Work order. I need the records below retyped exactly.

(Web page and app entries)
****************

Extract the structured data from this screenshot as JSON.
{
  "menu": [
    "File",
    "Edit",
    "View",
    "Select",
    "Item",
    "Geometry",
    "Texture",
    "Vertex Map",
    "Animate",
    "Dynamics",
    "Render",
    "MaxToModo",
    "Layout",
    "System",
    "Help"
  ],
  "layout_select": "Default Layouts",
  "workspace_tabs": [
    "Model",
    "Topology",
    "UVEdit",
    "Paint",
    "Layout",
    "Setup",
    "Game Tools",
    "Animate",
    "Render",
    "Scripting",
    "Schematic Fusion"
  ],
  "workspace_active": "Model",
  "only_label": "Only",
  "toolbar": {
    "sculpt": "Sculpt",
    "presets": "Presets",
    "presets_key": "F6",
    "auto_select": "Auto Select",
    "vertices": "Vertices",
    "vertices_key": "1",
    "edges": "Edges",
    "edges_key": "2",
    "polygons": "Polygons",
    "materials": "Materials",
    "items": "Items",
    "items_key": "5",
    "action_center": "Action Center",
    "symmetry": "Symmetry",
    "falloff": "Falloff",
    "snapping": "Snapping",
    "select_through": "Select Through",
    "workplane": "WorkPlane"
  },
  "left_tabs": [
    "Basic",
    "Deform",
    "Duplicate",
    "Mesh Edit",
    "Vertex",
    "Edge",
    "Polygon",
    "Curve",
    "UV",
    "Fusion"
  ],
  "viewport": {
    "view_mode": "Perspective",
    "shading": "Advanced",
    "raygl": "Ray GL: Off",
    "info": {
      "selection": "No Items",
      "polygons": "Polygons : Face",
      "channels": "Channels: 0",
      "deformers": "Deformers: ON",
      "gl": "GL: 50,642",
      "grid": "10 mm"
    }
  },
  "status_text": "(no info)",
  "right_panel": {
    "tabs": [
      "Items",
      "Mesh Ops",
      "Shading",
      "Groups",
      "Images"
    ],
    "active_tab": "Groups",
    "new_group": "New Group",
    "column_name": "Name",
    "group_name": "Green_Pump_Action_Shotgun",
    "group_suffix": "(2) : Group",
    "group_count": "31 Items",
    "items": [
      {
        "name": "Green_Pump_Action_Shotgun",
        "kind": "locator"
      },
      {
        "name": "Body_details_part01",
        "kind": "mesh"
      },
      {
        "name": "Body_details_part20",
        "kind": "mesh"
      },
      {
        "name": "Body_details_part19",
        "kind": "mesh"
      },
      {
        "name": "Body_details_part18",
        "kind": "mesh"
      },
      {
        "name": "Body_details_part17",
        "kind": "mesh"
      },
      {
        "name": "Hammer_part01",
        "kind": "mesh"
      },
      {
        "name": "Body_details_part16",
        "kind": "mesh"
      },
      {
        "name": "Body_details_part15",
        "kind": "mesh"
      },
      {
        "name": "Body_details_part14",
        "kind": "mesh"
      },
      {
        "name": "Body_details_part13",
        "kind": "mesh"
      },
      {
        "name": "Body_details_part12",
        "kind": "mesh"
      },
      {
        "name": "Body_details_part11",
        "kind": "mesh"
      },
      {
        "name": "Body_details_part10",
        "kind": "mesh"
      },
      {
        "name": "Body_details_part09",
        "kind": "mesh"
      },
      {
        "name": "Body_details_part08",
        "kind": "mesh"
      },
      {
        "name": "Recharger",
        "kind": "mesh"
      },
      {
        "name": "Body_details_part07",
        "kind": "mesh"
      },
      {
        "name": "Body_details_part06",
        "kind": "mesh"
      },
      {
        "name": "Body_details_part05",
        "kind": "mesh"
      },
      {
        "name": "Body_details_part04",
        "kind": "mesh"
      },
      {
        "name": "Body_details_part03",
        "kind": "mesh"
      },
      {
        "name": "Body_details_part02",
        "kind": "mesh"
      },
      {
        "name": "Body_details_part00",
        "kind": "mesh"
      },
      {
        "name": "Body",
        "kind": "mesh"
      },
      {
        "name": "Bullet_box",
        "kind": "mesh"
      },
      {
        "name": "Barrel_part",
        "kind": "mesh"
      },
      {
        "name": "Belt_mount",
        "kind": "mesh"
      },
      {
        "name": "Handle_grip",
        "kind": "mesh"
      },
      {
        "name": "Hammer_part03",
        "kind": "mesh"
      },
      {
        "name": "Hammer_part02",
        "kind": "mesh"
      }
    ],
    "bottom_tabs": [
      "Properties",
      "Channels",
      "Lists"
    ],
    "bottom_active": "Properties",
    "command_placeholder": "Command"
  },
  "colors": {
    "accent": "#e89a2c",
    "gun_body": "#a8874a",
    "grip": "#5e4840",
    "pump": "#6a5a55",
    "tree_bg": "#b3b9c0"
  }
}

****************

Reply.
Extract the structured data from this screenshot as JSON.
{
  "menu": [
    "File",
    "Edit",
    "View",
    "Select",
    "Item",
    "Geometry",
    "Texture",
    "Vertex Map",
    "Animate",
    "Dynamics",
    "Render",
    "MaxToModo",
    "Layout",
    "System",
    "Help"
  ],
  "layout_select": "Default Layouts",
  "workspace_tabs": [
    "Model",
    "Topology",
    "UVEdit",
    "Paint",
    "Layout",
    "Setup",
    "Game Tools",
    "Animate",
    "Render",
    "Scripting",
    "Schematic Fusion"
  ],
  "workspace_active": "Model",
  "only_label": "Only",
  "toolbar": {
    "sculpt": "Sculpt",
    "presets": "Presets",
    "presets_key": "F6",
    "auto_select": "Auto Select",
    "vertices": "Vertices",
    "vertices_key": "1",
    "edges": "Edges",
    "edges_key": "2",
    "polygons": "Polygons",
    "materials": "Materials",
    "items": "Items",
    "items_key": "5",
    "action_center": "Action Center",
    "symmetry": "Symmetry",
    "falloff": "Falloff",
    "snapping": "Snapping",
    "select_through": "Select Through",
    "workplane": "WorkPlane"
  },
  "left_tabs": [
    "Basic",
    "Deform",
    "Duplicate",
    "Mesh Edit",
    "Vertex",
    "Edge",
    "Polygon",
    "Curve",
    "UV",
    "Fusion"
  ],
  "viewport": {
    "view_mode": "Perspective",
    "shading": "Advanced",
    "raygl": "Ray GL: Off",
    "info": {
      "selection": "No Items",
      "polygons": "Polygons : Face",
      "channels": "Channels: 0",
      "deformers": "Deformers: ON",
      "gl": "GL: 50,642",
      "grid": "10 mm"
    }
  },
  "status_text": "(no info)",
  "right_panel": {
    "tabs": [
      "Items",
      "Mesh Ops",
      "Shading",
      "Groups",
      "Images"
    ],
    "active_tab": "Groups",
    "new_group": "New Group",
    "column_name": "Name",
    "group_name": "Green_Pump_Action_Shotgun",
    "group_suffix": "(2) : Group",
    "group_count": "31 Items",
    "items": [
      {
        "name": "Green_Pump_Action_Shotgun",
        "kind": "locator"
      },
      {
        "name": "Body_details_part01",
        "kind": "mesh"
      },
      {
        "name": "Body_details_part20",
        "kind": "mesh"
      },
      {
        "name": "Body_details_part19",
        "kind": "mesh"
      },
      {
        "name": "Body_details_part18",
        "kind": "mesh"
      },
      {
        "name": "Body_details_part17",
        "kind": "mesh"
      },
      {
        "name": "Hammer_part01",
        "kind": "mesh"
      },
      {
        "name": "Body_details_part16",
        "kind": "mesh"
      },
      {
        "name": "Body_details_part15",
        "kind": "mesh"
      },
      {
        "name": "Body_details_part14",
        "kind": "mesh"
      },
      {
        "name": "Body_details_part13",
        "kind": "mesh"
      },
      {
        "name": "Body_details_part12",
        "kind": "mesh"
      },
      {
        "name": "Body_details_part11",
        "kind": "mesh"
      },
      {
        "name": "Body_details_part10",
        "kind": "mesh"
      },
      {
        "name": "Body_details_part09",
        "kind": "mesh"
      },
      {
        "name": "Body_details_part08",
        "kind": "mesh"
      },
      {
        "name": "Recharger",
        "kind": "mesh"
      },
      {
        "name": "Body_details_part07",
        "kind": "mesh"
      },
      {
        "name": "Body_details_part06",
        "kind": "mesh"
      },
      {
        "name": "Body_details_part05",
        "kind": "mesh"
      },
      {
        "name": "Body_details_part04",
        "kind": "mesh"
      },
      {
        "name": "Body_details_part03",
        "kind": "mesh"
      },
      {
        "name": "Body_details_part02",
        "kind": "mesh"
      },
      {
        "name": "Body_details_part00",
        "kind": "mesh"
      },
      {
        "name": "Body",
        "kind": "mesh"
      },
      {
        "name": "Bullet_box",
        "kind": "mesh"
      },
      {
        "name": "Barrel_part",
        "kind": "mesh"
      },
      {
        "name": "Belt_mount",
        "kind": "mesh"
      },
      {
        "name": "Handle_grip",
        "kind": "mesh"
      },
      {
        "name": "Hammer_part03",
        "kind": "mesh"
      },
      {
        "name": "Hammer_part02",
        "kind": "mesh"
      }
    ],
    "bottom_tabs": [
      "Properties",
      "Channels",
      "Lists"
    ],
    "bottom_active": "Properties",
    "command_placeholder": "Command"
  },
  "colors": {
    "accent": "#e89a2c",
    "gun_body": "#a8874a",
    "grip": "#5e4840",
    "pump": "#6a5a55",
    "tree_bg": "#b3b9c0"
  }
}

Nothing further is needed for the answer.